“I do not know why this failure was happening and so I carried on this until the magazine was empty.
“The bear was very close so I was able to get a clear aim.”
He continued: “I remember the bear biting my head and I thought the weakest part is the eyes so I tried to take out the eyes with my fingers – but was unsuccessful.
“Once it had moved off me I then recall asking ‘Where is my rifle?’ and someone said ‘It’s in your tent’ and I found it there.
I thought the weakest part is the eyes, so I tried to take out the eyes with my fingers – but was unsuccessful. Michael Reid
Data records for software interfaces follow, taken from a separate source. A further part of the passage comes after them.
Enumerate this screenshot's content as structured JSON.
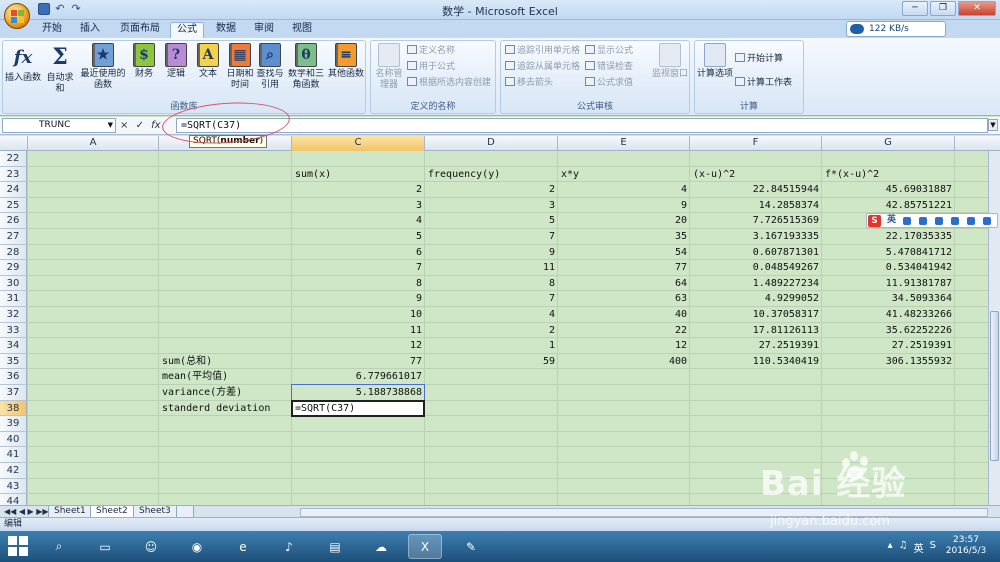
{
  "window": {
    "title": "数学 - Microsoft Excel",
    "buttons": [
      "─",
      "❐",
      "✕"
    ]
  },
  "ribbon_tabs": [
    "开始",
    "插入",
    "页面布局",
    "公式",
    "数据",
    "审阅",
    "视图"
  ],
  "active_tab": "公式",
  "speed_indicator": "122 KB/s",
  "ribbon": {
    "function_library": {
      "group_label": "函数库",
      "buttons": [
        {
          "label": "插入函数",
          "icon": "fx-icon",
          "glyph": "fx"
        },
        {
          "label": "自动求和",
          "icon": "sigma-icon",
          "glyph": "Σ"
        },
        {
          "label": "最近使用的函数",
          "icon": "recent-book-icon",
          "glyph": "★"
        },
        {
          "label": "财务",
          "icon": "finance-book-icon",
          "glyph": "$"
        },
        {
          "label": "逻辑",
          "icon": "logic-book-icon",
          "glyph": "?"
        },
        {
          "label": "文本",
          "icon": "text-book-icon",
          "glyph": "A"
        },
        {
          "label": "日期和时间",
          "icon": "date-book-icon",
          "glyph": "▦"
        },
        {
          "label": "查找与引用",
          "icon": "lookup-book-icon",
          "glyph": "⌕"
        },
        {
          "label": "数学和三角函数",
          "icon": "math-book-icon",
          "glyph": "θ"
        },
        {
          "label": "其他函数",
          "icon": "more-books-icon",
          "glyph": "≡"
        }
      ]
    },
    "defined_names": {
      "group_label": "定义的名称",
      "name_manager": "名称管理器",
      "items": [
        "定义名称",
        "用于公式",
        "根据所选内容创建"
      ]
    },
    "formula_auditing": {
      "group_label": "公式审核",
      "items_left": [
        "追踪引用单元格",
        "追踪从属单元格",
        "移去箭头"
      ],
      "items_right": [
        "显示公式",
        "错误检查",
        "公式求值"
      ],
      "watch_window": "监视窗口"
    },
    "calculation": {
      "group_label": "计算",
      "options": "计算选项",
      "calc_now": "开始计算",
      "calc_sheet": "计算工作表"
    }
  },
  "formula_bar": {
    "name_box": "TRUNC",
    "controls": [
      "×",
      "✓",
      "fx"
    ],
    "formula": "=SQRT(C37)"
  },
  "tooltip": {
    "fn": "SQRT(",
    "arg": "number",
    "close": ")"
  },
  "columns": [
    "A",
    "B",
    "C",
    "D",
    "E",
    "F",
    "G"
  ],
  "selected_column": "C",
  "rows": [
    "22",
    "23",
    "24",
    "25",
    "26",
    "27",
    "28",
    "29",
    "30",
    "31",
    "32",
    "33",
    "34",
    "35",
    "36",
    "37",
    "38",
    "39",
    "40",
    "41",
    "42",
    "43",
    "44"
  ],
  "selected_row": "38",
  "headers_row23": {
    "C": "sum(x)",
    "D": "frequency(y)",
    "E": "x*y",
    "F": "(x-u)^2",
    "G": "f*(x-u)^2"
  },
  "table": [
    {
      "row": "24",
      "C": "2",
      "D": "2",
      "E": "4",
      "F": "22.84515944",
      "G": "45.69031887"
    },
    {
      "row": "25",
      "C": "3",
      "D": "3",
      "E": "9",
      "F": "14.2858374",
      "G": "42.85751221"
    },
    {
      "row": "26",
      "C": "4",
      "D": "5",
      "E": "20",
      "F": "7.726515369",
      "G": "38.63257685"
    },
    {
      "row": "27",
      "C": "5",
      "D": "7",
      "E": "35",
      "F": "3.167193335",
      "G": "22.17035335"
    },
    {
      "row": "28",
      "C": "6",
      "D": "9",
      "E": "54",
      "F": "0.607871301",
      "G": "5.470841712"
    },
    {
      "row": "29",
      "C": "7",
      "D": "11",
      "E": "77",
      "F": "0.048549267",
      "G": "0.534041942"
    },
    {
      "row": "30",
      "C": "8",
      "D": "8",
      "E": "64",
      "F": "1.489227234",
      "G": "11.91381787"
    },
    {
      "row": "31",
      "C": "9",
      "D": "7",
      "E": "63",
      "F": "4.9299052",
      "G": "34.5093364"
    },
    {
      "row": "32",
      "C": "10",
      "D": "4",
      "E": "40",
      "F": "10.37058317",
      "G": "41.48233266"
    },
    {
      "row": "33",
      "C": "11",
      "D": "2",
      "E": "22",
      "F": "17.81126113",
      "G": "35.62252226"
    },
    {
      "row": "34",
      "C": "12",
      "D": "1",
      "E": "12",
      "F": "27.2519391",
      "G": "27.2519391"
    },
    {
      "row": "35",
      "C": "77",
      "D": "59",
      "E": "400",
      "F": "110.5340419",
      "G": "306.1355932"
    }
  ],
  "labels": {
    "sum": "sum(总和)",
    "mean": "mean(平均值)",
    "variance": "variance(方差)",
    "stddev": "standerd deviation"
  },
  "mean_value": "6.779661017",
  "variance_value": "5.188738868",
  "editing_cell_value": "=SQRT(C37)",
  "sheet_tabs": [
    "Sheet1",
    "Sheet2",
    "Sheet3"
  ],
  "active_sheet": "Sheet2",
  "status_bar": {
    "mode": "编辑"
  },
  "ime_bar": {
    "logo": "S",
    "lang": "英"
  },
  "watermark": {
    "brand": "Bai  经验",
    "url": "jingyan.baidu.com"
  },
  "taskbar": {
    "tray_lang": "英",
    "time": "23:57",
    "date": "2016/5/3"
  },
  "colors": {
    "sheet_bg": "#cfe6c7",
    "ribbon_blue": "#c3d9f1",
    "selection_header": "#f3c468",
    "annotation_circle": "#e0506a",
    "taskbar": "#1d4f7a"
  }
}
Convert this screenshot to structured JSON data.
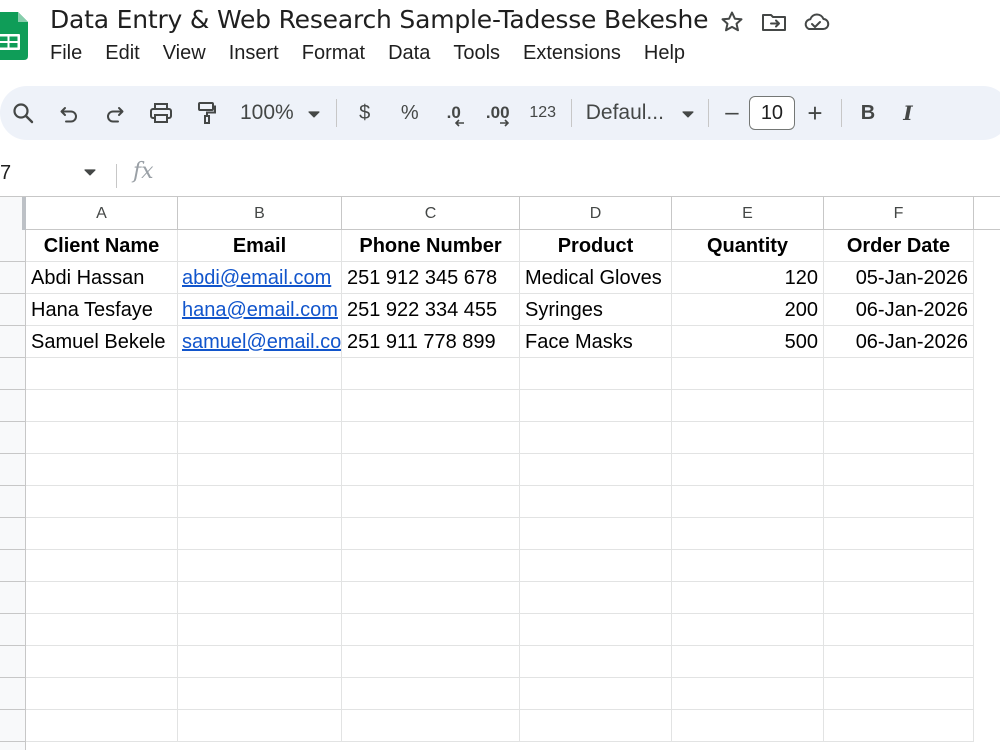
{
  "document": {
    "title": "Data Entry & Web Research Sample-Tadesse Bekeshe"
  },
  "menu": [
    "File",
    "Edit",
    "View",
    "Insert",
    "Format",
    "Data",
    "Tools",
    "Extensions",
    "Help"
  ],
  "toolbar": {
    "zoom": "100%",
    "currency": "$",
    "percent": "%",
    "decrease_decimal": ".0",
    "increase_decimal": ".00",
    "number_format": "123",
    "font": "Defaul...",
    "font_size": "10",
    "bold": "B",
    "italic": "I",
    "minus": "–",
    "plus": "+"
  },
  "formula_bar": {
    "name_box": "7",
    "fx": "fx"
  },
  "columns": [
    "A",
    "B",
    "C",
    "D",
    "E",
    "F"
  ],
  "table": {
    "headers": [
      "Client Name",
      "Email",
      "Phone Number",
      "Product",
      "Quantity",
      "Order Date"
    ],
    "rows": [
      [
        "Abdi Hassan",
        "abdi@email.com",
        "251 912 345 678",
        "Medical Gloves",
        "120",
        "05-Jan-2026"
      ],
      [
        "Hana Tesfaye",
        "hana@email.com",
        "251 922 334 455",
        "Syringes",
        "200",
        "06-Jan-2026"
      ],
      [
        "Samuel Bekele",
        "samuel@email.co",
        "251 911 778 899",
        "Face Masks",
        "500",
        "06-Jan-2026"
      ]
    ]
  },
  "colors": {
    "toolbar_bg": "#eef2f9",
    "link": "#1155cc",
    "sheets_green": "#0f9d58"
  }
}
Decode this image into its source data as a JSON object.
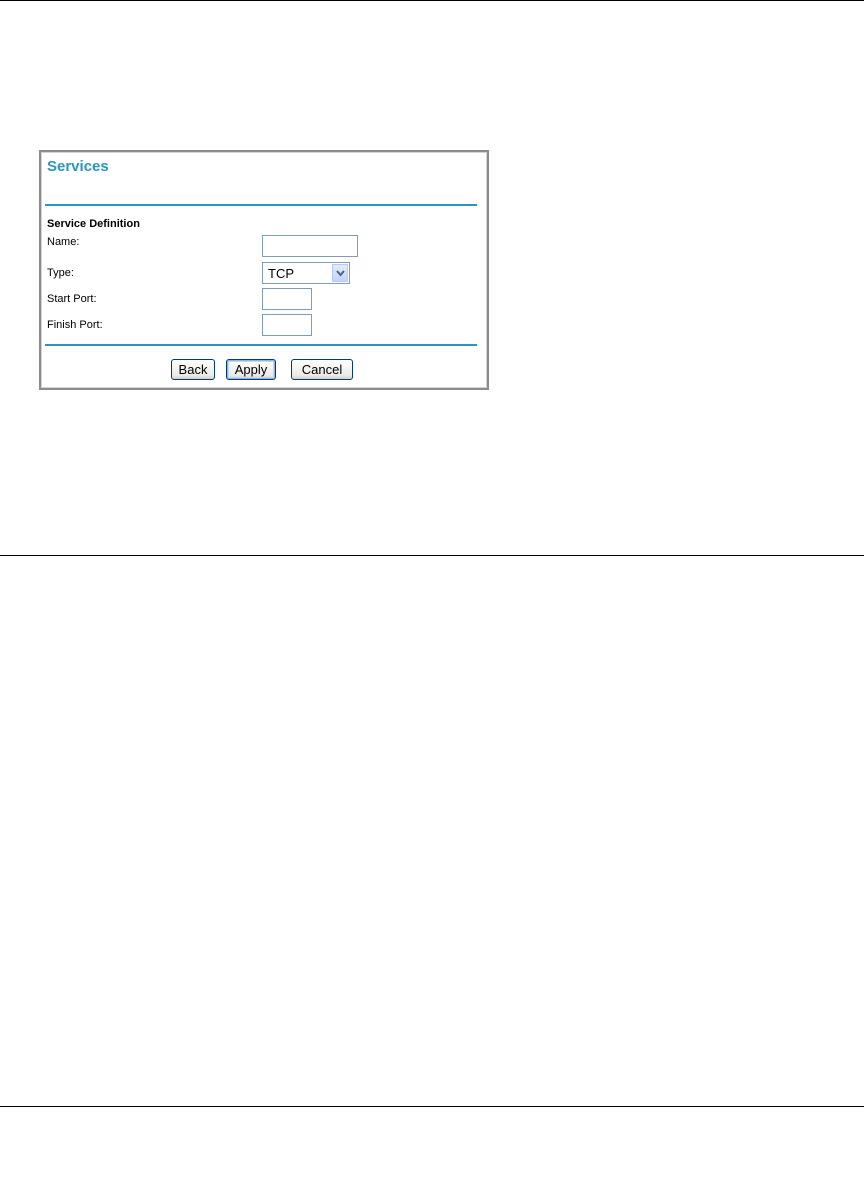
{
  "panel": {
    "title": "Services",
    "section_heading": "Service Definition",
    "fields": {
      "name": {
        "label": "Name:",
        "value": ""
      },
      "type": {
        "label": "Type:",
        "selected": "TCP"
      },
      "start_port": {
        "label": "Start Port:",
        "value": ""
      },
      "finish_port": {
        "label": "Finish Port:",
        "value": ""
      }
    },
    "buttons": {
      "back": "Back",
      "apply": "Apply",
      "cancel": "Cancel"
    }
  },
  "colors": {
    "accent": "#2a97b8",
    "panel_border": "#8c8c8c",
    "input_border": "#7f9db9"
  },
  "icons": {
    "select_arrow": "chevron-down-icon"
  }
}
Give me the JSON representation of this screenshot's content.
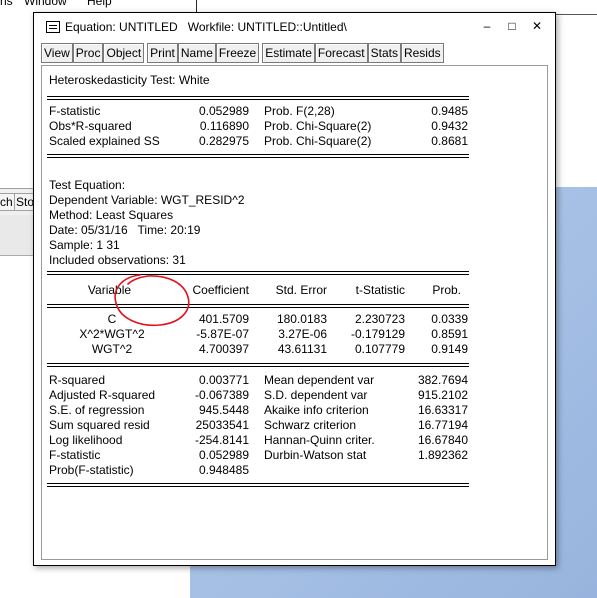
{
  "background": {
    "menu_fragment_1": "ns",
    "menu_fragment_2": "Window",
    "menu_fragment_3": "Help",
    "toolbar_fragment_1": "ch",
    "toolbar_fragment_2": "Sto"
  },
  "window": {
    "title": "Equation: UNTITLED   Workfile: UNTITLED::Untitled\\",
    "minimize": "–",
    "maximize": "□",
    "close": "✕",
    "icon": "equation-window-icon"
  },
  "toolbar": {
    "buttons": [
      "View",
      "Proc",
      "Object",
      "Print",
      "Name",
      "Freeze",
      "Estimate",
      "Forecast",
      "Stats",
      "Resids"
    ]
  },
  "output": {
    "heading": "Heteroskedasticity Test: White",
    "tests": [
      {
        "label": "F-statistic",
        "value": "0.052989",
        "prob_label": "Prob. F(2,28)",
        "prob": "0.9485"
      },
      {
        "label": "Obs*R-squared",
        "value": "0.116890",
        "prob_label": "Prob. Chi-Square(2)",
        "prob": "0.9432"
      },
      {
        "label": "Scaled explained SS",
        "value": "0.282975",
        "prob_label": "Prob. Chi-Square(2)",
        "prob": "0.8681"
      }
    ],
    "info": {
      "test_equation": "Test Equation:",
      "dependent": "Dependent Variable: WGT_RESID^2",
      "method": "Method: Least Squares",
      "date": "Date: 05/31/16   Time: 20:19",
      "sample": "Sample: 1 31",
      "included": "Included observations: 31"
    },
    "coef_headers": [
      "Variable",
      "Coefficient",
      "Std. Error",
      "t-Statistic",
      "Prob."
    ],
    "coef_rows": [
      {
        "var": "C",
        "coef": "401.5709",
        "se": "180.0183",
        "t": "2.230723",
        "p": "0.0339"
      },
      {
        "var": "X^2*WGT^2",
        "coef": "-5.87E-07",
        "se": "3.27E-06",
        "t": "-0.179129",
        "p": "0.8591"
      },
      {
        "var": "WGT^2",
        "coef": "4.700397",
        "se": "43.61131",
        "t": "0.107779",
        "p": "0.9149"
      }
    ],
    "stats_left": [
      {
        "label": "R-squared",
        "value": "0.003771"
      },
      {
        "label": "Adjusted R-squared",
        "value": "-0.067389"
      },
      {
        "label": "S.E. of regression",
        "value": "945.5448"
      },
      {
        "label": "Sum squared resid",
        "value": "25033541"
      },
      {
        "label": "Log likelihood",
        "value": "-254.8141"
      },
      {
        "label": "F-statistic",
        "value": "0.052989"
      },
      {
        "label": "Prob(F-statistic)",
        "value": "0.948485"
      }
    ],
    "stats_right": [
      {
        "label": "Mean dependent var",
        "value": "382.7694"
      },
      {
        "label": "S.D. dependent var",
        "value": "915.2102"
      },
      {
        "label": "Akaike info criterion",
        "value": "16.63317"
      },
      {
        "label": "Schwarz criterion",
        "value": "16.77194"
      },
      {
        "label": "Hannan-Quinn criter.",
        "value": "16.67840"
      },
      {
        "label": "Durbin-Watson stat",
        "value": "1.892362"
      }
    ]
  },
  "annotation": {
    "color": "#e0141e"
  }
}
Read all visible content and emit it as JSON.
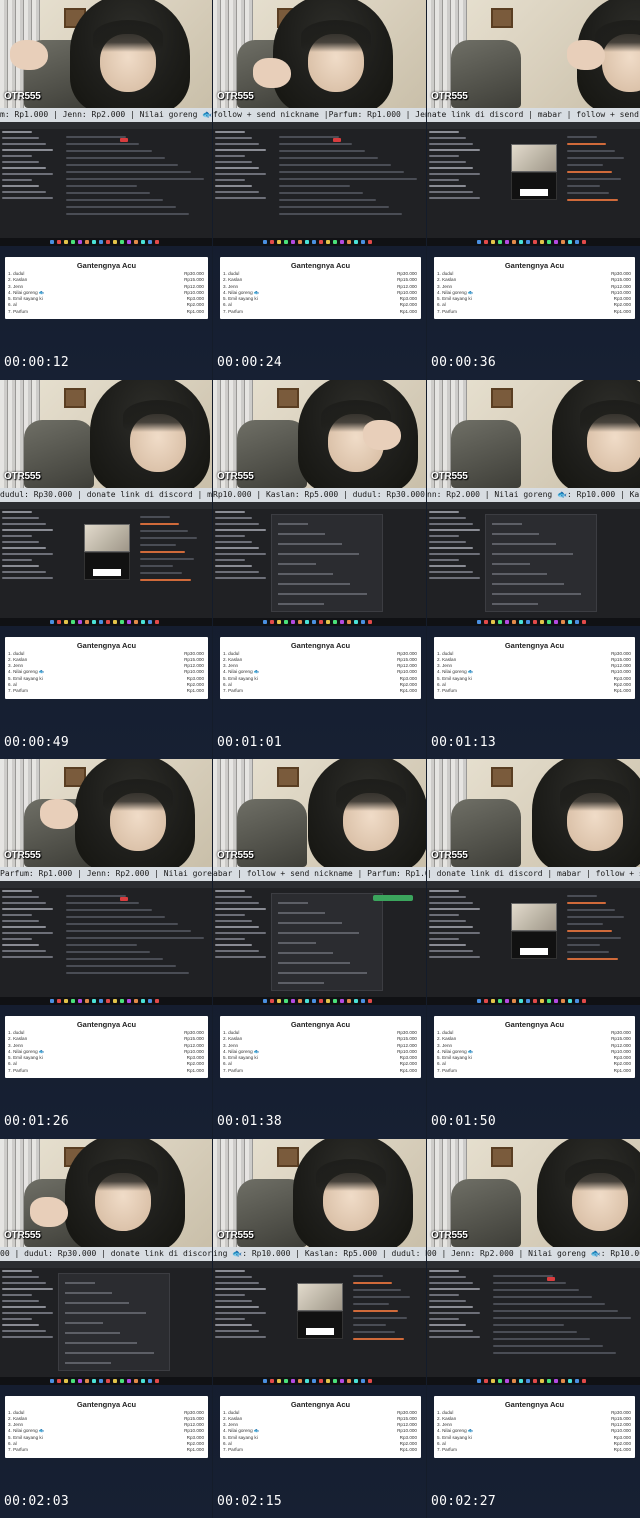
{
  "watermark": "OTR555",
  "leaderboard": {
    "title": "Gantengnya Acu",
    "rows": [
      {
        "name": "1. dudul",
        "value": "Rp30.000"
      },
      {
        "name": "2. Kaslan",
        "value": "Rp15.000"
      },
      {
        "name": "3. Jenn",
        "value": "Rp12.000"
      },
      {
        "name": "4. Nilai goreng 🐟",
        "value": "Rp10.000"
      },
      {
        "name": "5. Emil sayang ki",
        "value": "Rp3.000"
      },
      {
        "name": "6. al",
        "value": "Rp2.000"
      },
      {
        "name": "7. Parfum",
        "value": "Rp1.000"
      }
    ]
  },
  "tiles": [
    {
      "timestamp": "00:00:12",
      "ticker": "m: Rp1.000 | Jenn: Rp2.000 | Nilai goreng 🐟: Rp"
    },
    {
      "timestamp": "00:00:24",
      "ticker": "follow + send nickname |Parfum: Rp1.000 | Jenn:"
    },
    {
      "timestamp": "00:00:36",
      "ticker": "nate link di discord | mabar | follow + send ni"
    },
    {
      "timestamp": "00:00:49",
      "ticker": "dudul: Rp30.000 | donate link di discord | mabar"
    },
    {
      "timestamp": "00:01:01",
      "ticker": "Rp10.000 | Kaslan: Rp5.000 | dudul: Rp30.000 | J"
    },
    {
      "timestamp": "00:01:13",
      "ticker": "nn: Rp2.000 | Nilai goreng 🐟: Rp10.000 | Kaslan"
    },
    {
      "timestamp": "00:01:26",
      "ticker": "Parfum: Rp1.000 | Jenn: Rp2.000 | Nilai goreng 🐟"
    },
    {
      "timestamp": "00:01:38",
      "ticker": "abar | follow + send nickname | Parfum: Rp1.000 |"
    },
    {
      "timestamp": "00:01:50",
      "ticker": "| donate link di discord | mabar | follow + se"
    },
    {
      "timestamp": "00:02:03",
      "ticker": "00 | dudul: Rp30.000 | donate link di discord |"
    },
    {
      "timestamp": "00:02:15",
      "ticker": "ing 🐟: Rp10.000 | Kaslan: Rp5.000 | dudul: Rp30.0"
    },
    {
      "timestamp": "00:02:27",
      "ticker": "00 | Jenn: Rp2.000 | Nilai goreng 🐟: Rp10.000 | Kaslan"
    }
  ],
  "colors": {
    "background": "#141c2a",
    "ticker_bg": "#d8dde2",
    "screen_bg": "#202124",
    "accent_red": "#d83c3e",
    "accent_green": "#3ba55d"
  }
}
“With one of the rounds that was on the ground having been ejected, I cocked the rifle and fired the round at the bear as it was attacking someone else.
He said that this time the weapon worked and fired a shot at the bear.
Mr Reid, 31, said the expedition had been supplied with an incomplete tripwire system, meaning they had to set it up in a triangle formation rather than the advised rectangular shape. The tripwire system was placed around the campsite to alert the expedition to the presence of bears.
He explained that his group also had to improvise using a paper clip to modify the trigger system because the brass fittings were missing.
He said: “The tripwire system in base camp worked inconsistently, the system that we tested at the ice-climbing camp on our first or second night out from the base camp operated 100 per cent when we tested it.”
He also said that any tripwire systems were not foolproof because the cartridge would not fire if the bear walked into the post, knocking it over, rather than the wire.